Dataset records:
=-=-=-=-=

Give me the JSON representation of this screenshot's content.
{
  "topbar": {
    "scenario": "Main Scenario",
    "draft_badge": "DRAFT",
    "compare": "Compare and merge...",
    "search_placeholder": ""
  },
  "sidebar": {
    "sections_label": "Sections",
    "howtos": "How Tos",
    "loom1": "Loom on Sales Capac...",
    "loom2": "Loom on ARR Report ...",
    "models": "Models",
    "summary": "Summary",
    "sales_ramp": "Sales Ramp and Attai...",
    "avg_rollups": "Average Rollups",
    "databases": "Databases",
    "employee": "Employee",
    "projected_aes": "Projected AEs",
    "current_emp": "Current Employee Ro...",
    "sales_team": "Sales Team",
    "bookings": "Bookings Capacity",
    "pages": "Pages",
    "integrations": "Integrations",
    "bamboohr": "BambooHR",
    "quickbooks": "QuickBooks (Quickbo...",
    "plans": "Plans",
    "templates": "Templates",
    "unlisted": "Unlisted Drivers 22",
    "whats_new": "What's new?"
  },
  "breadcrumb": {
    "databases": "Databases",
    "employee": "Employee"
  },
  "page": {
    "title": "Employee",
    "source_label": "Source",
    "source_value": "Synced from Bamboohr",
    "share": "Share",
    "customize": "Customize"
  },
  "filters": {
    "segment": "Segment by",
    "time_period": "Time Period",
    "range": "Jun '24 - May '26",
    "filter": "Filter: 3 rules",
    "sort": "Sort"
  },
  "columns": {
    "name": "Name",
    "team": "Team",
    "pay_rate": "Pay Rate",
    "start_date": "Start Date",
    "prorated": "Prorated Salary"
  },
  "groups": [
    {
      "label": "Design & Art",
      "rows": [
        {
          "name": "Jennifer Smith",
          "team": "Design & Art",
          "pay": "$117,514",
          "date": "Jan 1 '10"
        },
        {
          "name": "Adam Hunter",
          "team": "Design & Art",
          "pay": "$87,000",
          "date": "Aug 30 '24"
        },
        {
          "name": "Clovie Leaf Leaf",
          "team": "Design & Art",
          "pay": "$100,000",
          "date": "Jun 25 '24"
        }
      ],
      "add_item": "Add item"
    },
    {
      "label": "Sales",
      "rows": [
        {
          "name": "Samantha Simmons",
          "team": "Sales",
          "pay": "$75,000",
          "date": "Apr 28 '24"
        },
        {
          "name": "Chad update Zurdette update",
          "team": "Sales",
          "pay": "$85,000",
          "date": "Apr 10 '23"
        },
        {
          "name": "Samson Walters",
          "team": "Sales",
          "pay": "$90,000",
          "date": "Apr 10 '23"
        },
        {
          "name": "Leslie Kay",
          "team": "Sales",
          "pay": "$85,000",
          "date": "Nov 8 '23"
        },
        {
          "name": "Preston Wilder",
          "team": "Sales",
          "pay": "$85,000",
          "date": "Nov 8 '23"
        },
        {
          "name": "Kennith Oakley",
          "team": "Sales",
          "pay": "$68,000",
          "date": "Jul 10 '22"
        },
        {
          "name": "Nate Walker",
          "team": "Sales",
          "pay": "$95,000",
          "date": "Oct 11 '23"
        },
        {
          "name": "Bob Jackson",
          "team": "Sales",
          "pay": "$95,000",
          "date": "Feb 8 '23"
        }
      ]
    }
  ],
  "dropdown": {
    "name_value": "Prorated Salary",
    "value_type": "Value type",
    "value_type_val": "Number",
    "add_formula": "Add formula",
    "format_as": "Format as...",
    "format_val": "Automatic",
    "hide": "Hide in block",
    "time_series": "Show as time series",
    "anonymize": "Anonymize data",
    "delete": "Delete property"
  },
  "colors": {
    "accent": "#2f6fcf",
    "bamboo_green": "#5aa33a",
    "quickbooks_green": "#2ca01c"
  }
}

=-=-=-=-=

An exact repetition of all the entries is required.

RESPONSE BOX →
Give me the JSON representation of this screenshot's content.
{
  "topbar": {
    "scenario": "Main Scenario",
    "draft_badge": "DRAFT",
    "compare": "Compare and merge...",
    "search_placeholder": ""
  },
  "sidebar": {
    "sections_label": "Sections",
    "howtos": "How Tos",
    "loom1": "Loom on Sales Capac...",
    "loom2": "Loom on ARR Report ...",
    "models": "Models",
    "summary": "Summary",
    "sales_ramp": "Sales Ramp and Attai...",
    "avg_rollups": "Average Rollups",
    "databases": "Databases",
    "employee": "Employee",
    "projected_aes": "Projected AEs",
    "current_emp": "Current Employee Ro...",
    "sales_team": "Sales Team",
    "bookings": "Bookings Capacity",
    "pages": "Pages",
    "integrations": "Integrations",
    "bamboohr": "BambooHR",
    "quickbooks": "QuickBooks (Quickbo...",
    "plans": "Plans",
    "templates": "Templates",
    "unlisted": "Unlisted Drivers 22",
    "whats_new": "What's new?"
  },
  "breadcrumb": {
    "databases": "Databases",
    "employee": "Employee"
  },
  "page": {
    "title": "Employee",
    "source_label": "Source",
    "source_value": "Synced from Bamboohr",
    "share": "Share",
    "customize": "Customize"
  },
  "filters": {
    "segment": "Segment by",
    "time_period": "Time Period",
    "range": "Jun '24 - May '26",
    "filter": "Filter: 3 rules",
    "sort": "Sort"
  },
  "columns": {
    "name": "Name",
    "team": "Team",
    "pay_rate": "Pay Rate",
    "start_date": "Start Date",
    "prorated": "Prorated Salary"
  },
  "groups": [
    {
      "label": "Design & Art",
      "rows": [
        {
          "name": "Jennifer Smith",
          "team": "Design & Art",
          "pay": "$117,514",
          "date": "Jan 1 '10"
        },
        {
          "name": "Adam Hunter",
          "team": "Design & Art",
          "pay": "$87,000",
          "date": "Aug 30 '24"
        },
        {
          "name": "Clovie Leaf Leaf",
          "team": "Design & Art",
          "pay": "$100,000",
          "date": "Jun 25 '24"
        }
      ],
      "add_item": "Add item"
    },
    {
      "label": "Sales",
      "rows": [
        {
          "name": "Samantha Simmons",
          "team": "Sales",
          "pay": "$75,000",
          "date": "Apr 28 '24"
        },
        {
          "name": "Chad update Zurdette update",
          "team": "Sales",
          "pay": "$85,000",
          "date": "Apr 10 '23"
        },
        {
          "name": "Samson Walters",
          "team": "Sales",
          "pay": "$90,000",
          "date": "Apr 10 '23"
        },
        {
          "name": "Leslie Kay",
          "team": "Sales",
          "pay": "$85,000",
          "date": "Nov 8 '23"
        },
        {
          "name": "Preston Wilder",
          "team": "Sales",
          "pay": "$85,000",
          "date": "Nov 8 '23"
        },
        {
          "name": "Kennith Oakley",
          "team": "Sales",
          "pay": "$68,000",
          "date": "Jul 10 '22"
        },
        {
          "name": "Nate Walker",
          "team": "Sales",
          "pay": "$95,000",
          "date": "Oct 11 '23"
        },
        {
          "name": "Bob Jackson",
          "team": "Sales",
          "pay": "$95,000",
          "date": "Feb 8 '23"
        }
      ]
    }
  ],
  "dropdown": {
    "name_value": "Prorated Salary",
    "value_type": "Value type",
    "value_type_val": "Number",
    "add_formula": "Add formula",
    "format_as": "Format as...",
    "format_val": "Automatic",
    "hide": "Hide in block",
    "time_series": "Show as time series",
    "anonymize": "Anonymize data",
    "delete": "Delete property"
  },
  "colors": {
    "accent": "#2f6fcf",
    "bamboo_green": "#5aa33a",
    "quickbooks_green": "#2ca01c"
  }
}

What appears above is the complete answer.